The problem:
Only the text carries over: repeat the records exactly and drop the images.

Stored entries

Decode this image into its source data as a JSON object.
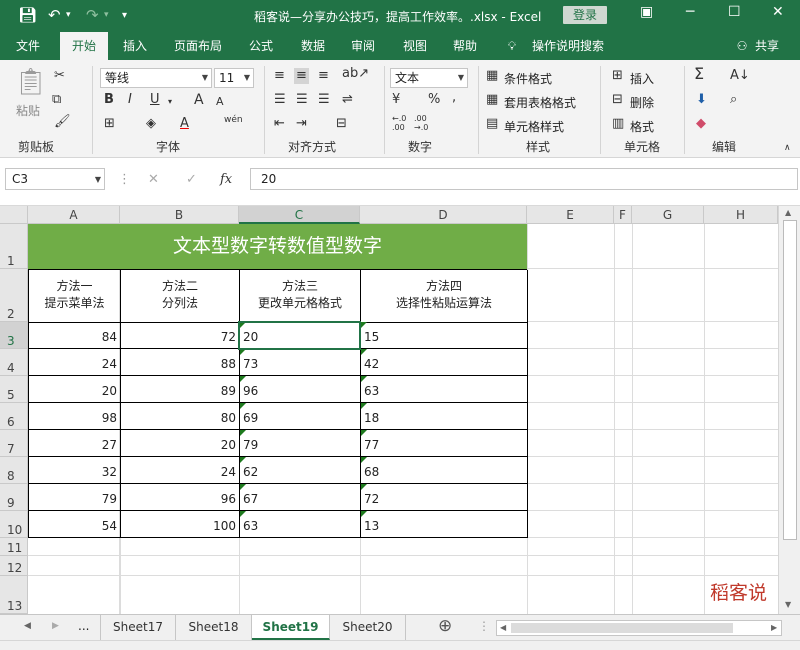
{
  "window": {
    "title": "稻客说—分享办公技巧，提高工作效率。.xlsx  -  Excel",
    "login_label": "登录",
    "quick_access": [
      "save-icon",
      "undo-icon",
      "redo-icon",
      "customize-icon"
    ]
  },
  "tabs": [
    {
      "label": "文件"
    },
    {
      "label": "开始",
      "active": true
    },
    {
      "label": "插入"
    },
    {
      "label": "页面布局"
    },
    {
      "label": "公式"
    },
    {
      "label": "数据"
    },
    {
      "label": "审阅"
    },
    {
      "label": "视图"
    },
    {
      "label": "帮助"
    }
  ],
  "tell_me": "操作说明搜索",
  "share": "共享",
  "ribbon": {
    "clipboard": {
      "label": "剪贴板",
      "paste": "粘贴"
    },
    "font": {
      "label": "字体",
      "name": "等线",
      "size": "11",
      "bold": "B",
      "italic": "I",
      "underline": "U",
      "grow": "A",
      "shrink": "A",
      "pinyin": "wén"
    },
    "alignment": {
      "label": "对齐方式"
    },
    "number": {
      "label": "数字",
      "format": "文本",
      "percent": "%",
      "comma": ",",
      "inc": "←.0 .00",
      "dec": ".00 →.0"
    },
    "styles": {
      "label": "样式",
      "cond": "条件格式",
      "table": "套用表格格式",
      "cell": "单元格样式"
    },
    "cells": {
      "label": "单元格",
      "insert": "插入",
      "delete": "删除",
      "format": "格式"
    },
    "editing": {
      "label": "编辑",
      "sum": "Σ",
      "sort": "A↓",
      "find": "⌕"
    }
  },
  "formula_bar": {
    "name_box": "C3",
    "value": "20",
    "fx": "fx"
  },
  "columns": [
    "A",
    "B",
    "C",
    "D",
    "E",
    "F",
    "G",
    "H"
  ],
  "rows": [
    "1",
    "2",
    "3",
    "4",
    "5",
    "6",
    "7",
    "8",
    "9",
    "10",
    "11",
    "12",
    "13"
  ],
  "sheet": {
    "title": "文本型数字转数值型数字",
    "headers": [
      [
        "方法一",
        "提示菜单法"
      ],
      [
        "方法二",
        "分列法"
      ],
      [
        "方法三",
        "更改单元格格式"
      ],
      [
        "方法四",
        "选择性粘贴运算法"
      ]
    ],
    "data": [
      [
        "84",
        "72",
        "20",
        "15"
      ],
      [
        "24",
        "88",
        "73",
        "42"
      ],
      [
        "20",
        "89",
        "96",
        "63"
      ],
      [
        "98",
        "80",
        "69",
        "18"
      ],
      [
        "27",
        "20",
        "79",
        "77"
      ],
      [
        "32",
        "24",
        "62",
        "68"
      ],
      [
        "79",
        "96",
        "67",
        "72"
      ],
      [
        "54",
        "100",
        "63",
        "13"
      ]
    ],
    "watermark": "稻客说"
  },
  "sheet_tabs": {
    "ellipsis": "...",
    "tabs": [
      {
        "label": "Sheet17"
      },
      {
        "label": "Sheet18"
      },
      {
        "label": "Sheet19",
        "active": true
      },
      {
        "label": "Sheet20"
      }
    ]
  },
  "colors": {
    "excel_green": "#217346",
    "title_bg": "#70ad47",
    "error_triangle": "#1e7a1e",
    "watermark": "#c0392b"
  }
}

Response for this exercise:
Decode this image into its source data as a JSON object.
{
  "window": {
    "title": "稻客说—分享办公技巧，提高工作效率。.xlsx  -  Excel",
    "login_label": "登录",
    "quick_access": [
      "save-icon",
      "undo-icon",
      "redo-icon",
      "customize-icon"
    ]
  },
  "tabs": [
    {
      "label": "文件"
    },
    {
      "label": "开始",
      "active": true
    },
    {
      "label": "插入"
    },
    {
      "label": "页面布局"
    },
    {
      "label": "公式"
    },
    {
      "label": "数据"
    },
    {
      "label": "审阅"
    },
    {
      "label": "视图"
    },
    {
      "label": "帮助"
    }
  ],
  "tell_me": "操作说明搜索",
  "share": "共享",
  "ribbon": {
    "clipboard": {
      "label": "剪贴板",
      "paste": "粘贴"
    },
    "font": {
      "label": "字体",
      "name": "等线",
      "size": "11",
      "bold": "B",
      "italic": "I",
      "underline": "U",
      "grow": "A",
      "shrink": "A",
      "pinyin": "wén"
    },
    "alignment": {
      "label": "对齐方式"
    },
    "number": {
      "label": "数字",
      "format": "文本",
      "percent": "%",
      "comma": ",",
      "inc": "←.0 .00",
      "dec": ".00 →.0"
    },
    "styles": {
      "label": "样式",
      "cond": "条件格式",
      "table": "套用表格格式",
      "cell": "单元格样式"
    },
    "cells": {
      "label": "单元格",
      "insert": "插入",
      "delete": "删除",
      "format": "格式"
    },
    "editing": {
      "label": "编辑",
      "sum": "Σ",
      "sort": "A↓",
      "find": "⌕"
    }
  },
  "formula_bar": {
    "name_box": "C3",
    "value": "20",
    "fx": "fx"
  },
  "columns": [
    "A",
    "B",
    "C",
    "D",
    "E",
    "F",
    "G",
    "H"
  ],
  "rows": [
    "1",
    "2",
    "3",
    "4",
    "5",
    "6",
    "7",
    "8",
    "9",
    "10",
    "11",
    "12",
    "13"
  ],
  "sheet": {
    "title": "文本型数字转数值型数字",
    "headers": [
      [
        "方法一",
        "提示菜单法"
      ],
      [
        "方法二",
        "分列法"
      ],
      [
        "方法三",
        "更改单元格格式"
      ],
      [
        "方法四",
        "选择性粘贴运算法"
      ]
    ],
    "data": [
      [
        "84",
        "72",
        "20",
        "15"
      ],
      [
        "24",
        "88",
        "73",
        "42"
      ],
      [
        "20",
        "89",
        "96",
        "63"
      ],
      [
        "98",
        "80",
        "69",
        "18"
      ],
      [
        "27",
        "20",
        "79",
        "77"
      ],
      [
        "32",
        "24",
        "62",
        "68"
      ],
      [
        "79",
        "96",
        "67",
        "72"
      ],
      [
        "54",
        "100",
        "63",
        "13"
      ]
    ],
    "watermark": "稻客说"
  },
  "sheet_tabs": {
    "ellipsis": "...",
    "tabs": [
      {
        "label": "Sheet17"
      },
      {
        "label": "Sheet18"
      },
      {
        "label": "Sheet19",
        "active": true
      },
      {
        "label": "Sheet20"
      }
    ]
  },
  "colors": {
    "excel_green": "#217346",
    "title_bg": "#70ad47",
    "error_triangle": "#1e7a1e",
    "watermark": "#c0392b"
  }
}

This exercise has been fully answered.